It’s also how change is made. One bite at a time, keeping at it.

The star of the work

When it comes to our work, we can be the star if we want.

If it’s remarkable work that we’re after, being the star is also something we’d be better off to let go.

That belongs to those we seek to serve.

They won’t demand it from us. They’ll simply go elsewhere, choose otherwise, connect another way. We make them the star, we give them the spotlight. And because trust is something that is earned over time, and can be lost in an instant, we don’t do it once. It’s the way we show up every day.

On purpose. With intent. Seeking to generously serve. Drip, by drip, by drip….

That’s how we make remarkable change.

Yes, but why?

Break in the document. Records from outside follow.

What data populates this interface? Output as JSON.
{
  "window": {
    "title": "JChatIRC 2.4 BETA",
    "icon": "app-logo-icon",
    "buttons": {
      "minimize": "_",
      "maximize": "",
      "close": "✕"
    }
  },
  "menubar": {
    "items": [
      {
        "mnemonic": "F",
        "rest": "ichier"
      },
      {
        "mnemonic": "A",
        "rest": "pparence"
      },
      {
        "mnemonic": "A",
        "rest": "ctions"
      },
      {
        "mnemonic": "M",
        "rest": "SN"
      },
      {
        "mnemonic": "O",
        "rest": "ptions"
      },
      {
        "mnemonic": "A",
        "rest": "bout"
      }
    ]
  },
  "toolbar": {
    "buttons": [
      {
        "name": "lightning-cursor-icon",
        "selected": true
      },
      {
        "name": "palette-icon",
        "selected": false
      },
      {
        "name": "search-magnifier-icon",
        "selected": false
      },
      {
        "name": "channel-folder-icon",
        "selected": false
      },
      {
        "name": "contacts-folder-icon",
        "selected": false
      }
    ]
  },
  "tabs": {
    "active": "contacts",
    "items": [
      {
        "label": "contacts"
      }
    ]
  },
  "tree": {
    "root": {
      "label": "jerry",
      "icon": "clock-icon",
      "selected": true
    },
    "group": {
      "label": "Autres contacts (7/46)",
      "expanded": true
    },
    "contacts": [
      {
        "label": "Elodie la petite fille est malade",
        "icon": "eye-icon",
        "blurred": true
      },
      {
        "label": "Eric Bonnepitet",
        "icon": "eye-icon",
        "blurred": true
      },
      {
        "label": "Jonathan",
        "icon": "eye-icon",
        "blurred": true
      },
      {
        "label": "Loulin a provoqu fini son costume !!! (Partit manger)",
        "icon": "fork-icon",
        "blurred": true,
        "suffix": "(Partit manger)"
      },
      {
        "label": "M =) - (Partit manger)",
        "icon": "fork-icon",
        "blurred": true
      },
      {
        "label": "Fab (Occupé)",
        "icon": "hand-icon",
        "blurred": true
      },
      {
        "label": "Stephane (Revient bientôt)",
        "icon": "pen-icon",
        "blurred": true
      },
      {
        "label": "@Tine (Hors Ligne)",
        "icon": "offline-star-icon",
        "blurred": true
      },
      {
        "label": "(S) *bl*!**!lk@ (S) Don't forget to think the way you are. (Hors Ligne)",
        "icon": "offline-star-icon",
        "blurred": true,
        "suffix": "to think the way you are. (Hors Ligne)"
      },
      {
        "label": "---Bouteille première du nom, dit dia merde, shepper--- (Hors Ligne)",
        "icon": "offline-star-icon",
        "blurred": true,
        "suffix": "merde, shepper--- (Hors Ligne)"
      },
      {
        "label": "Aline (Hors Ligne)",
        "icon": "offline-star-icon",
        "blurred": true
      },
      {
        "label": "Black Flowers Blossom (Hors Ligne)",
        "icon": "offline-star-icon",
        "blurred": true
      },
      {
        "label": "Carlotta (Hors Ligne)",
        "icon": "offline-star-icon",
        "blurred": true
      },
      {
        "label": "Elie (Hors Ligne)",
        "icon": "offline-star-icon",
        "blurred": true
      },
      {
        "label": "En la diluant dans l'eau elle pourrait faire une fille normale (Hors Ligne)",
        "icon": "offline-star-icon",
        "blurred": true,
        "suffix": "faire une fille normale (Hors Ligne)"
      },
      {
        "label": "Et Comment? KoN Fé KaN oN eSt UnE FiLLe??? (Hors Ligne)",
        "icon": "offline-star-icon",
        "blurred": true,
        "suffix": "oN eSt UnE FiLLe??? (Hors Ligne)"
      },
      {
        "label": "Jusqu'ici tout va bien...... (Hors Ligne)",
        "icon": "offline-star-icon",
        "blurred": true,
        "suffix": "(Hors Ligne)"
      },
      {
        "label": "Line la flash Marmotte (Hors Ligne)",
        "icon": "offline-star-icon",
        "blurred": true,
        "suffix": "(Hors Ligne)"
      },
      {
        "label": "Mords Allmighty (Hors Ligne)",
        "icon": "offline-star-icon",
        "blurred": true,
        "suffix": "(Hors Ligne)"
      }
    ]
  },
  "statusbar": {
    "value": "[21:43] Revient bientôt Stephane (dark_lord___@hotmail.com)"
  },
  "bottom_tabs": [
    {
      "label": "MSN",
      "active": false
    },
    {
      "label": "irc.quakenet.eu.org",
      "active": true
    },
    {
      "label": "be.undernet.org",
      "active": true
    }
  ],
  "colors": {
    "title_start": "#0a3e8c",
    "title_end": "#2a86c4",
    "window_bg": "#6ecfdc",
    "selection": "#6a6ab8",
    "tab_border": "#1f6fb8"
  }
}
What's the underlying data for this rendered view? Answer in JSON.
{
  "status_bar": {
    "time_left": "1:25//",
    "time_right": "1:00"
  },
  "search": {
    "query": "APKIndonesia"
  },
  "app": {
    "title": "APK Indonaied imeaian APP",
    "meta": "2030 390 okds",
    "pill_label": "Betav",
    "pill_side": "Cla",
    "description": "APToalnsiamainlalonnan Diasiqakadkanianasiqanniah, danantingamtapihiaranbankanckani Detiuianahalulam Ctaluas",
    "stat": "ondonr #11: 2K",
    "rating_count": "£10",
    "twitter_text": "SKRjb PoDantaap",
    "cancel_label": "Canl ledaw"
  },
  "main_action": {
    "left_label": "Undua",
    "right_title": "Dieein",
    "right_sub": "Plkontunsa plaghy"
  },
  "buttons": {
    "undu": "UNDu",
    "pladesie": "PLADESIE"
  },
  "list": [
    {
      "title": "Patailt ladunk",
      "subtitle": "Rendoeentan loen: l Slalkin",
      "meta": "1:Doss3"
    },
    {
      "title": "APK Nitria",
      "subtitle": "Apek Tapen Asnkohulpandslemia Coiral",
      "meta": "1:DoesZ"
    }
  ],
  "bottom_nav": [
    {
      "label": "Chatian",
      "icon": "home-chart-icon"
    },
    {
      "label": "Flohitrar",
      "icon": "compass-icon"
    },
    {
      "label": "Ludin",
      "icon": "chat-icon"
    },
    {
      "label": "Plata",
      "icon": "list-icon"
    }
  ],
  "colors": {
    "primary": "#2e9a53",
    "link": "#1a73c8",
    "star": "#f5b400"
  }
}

There’s a fascinating human phenomena that occurs often, and yet mostly goes unseen and unnoticed.

As we ask each other what goals and projects we’re working on, there’s usually an answer that immediately comes to mind.

Here’s the fascinating part — if anyone were to ask us why the goal matters to us, what’s often quickly revealed is that in reality, there’s a goal behind our goal. One that goes deeper, and matters more to us than the initial goal we were so quick to share.

Even more interesting — if our friend were to continue to ask us why, we frequently find that there’s even more layers to peel back; each one deeper, richer, and more meaningful than the last.

There’s many smart people out there that would suggest if you repeat this “Why?” exercise 5x time in a row, you’ll get to the heart of the matter. I’m not sure that there’s an exact number for every scenario, but I do know that five is certainly better than zero. So is one, and two, and three, and four.

However many times we ask the question, one thing is for certain — it’s worth asking. We may be surprised by what we find, and it will certainly be worthwhile as we seek to understand how best to invest our time.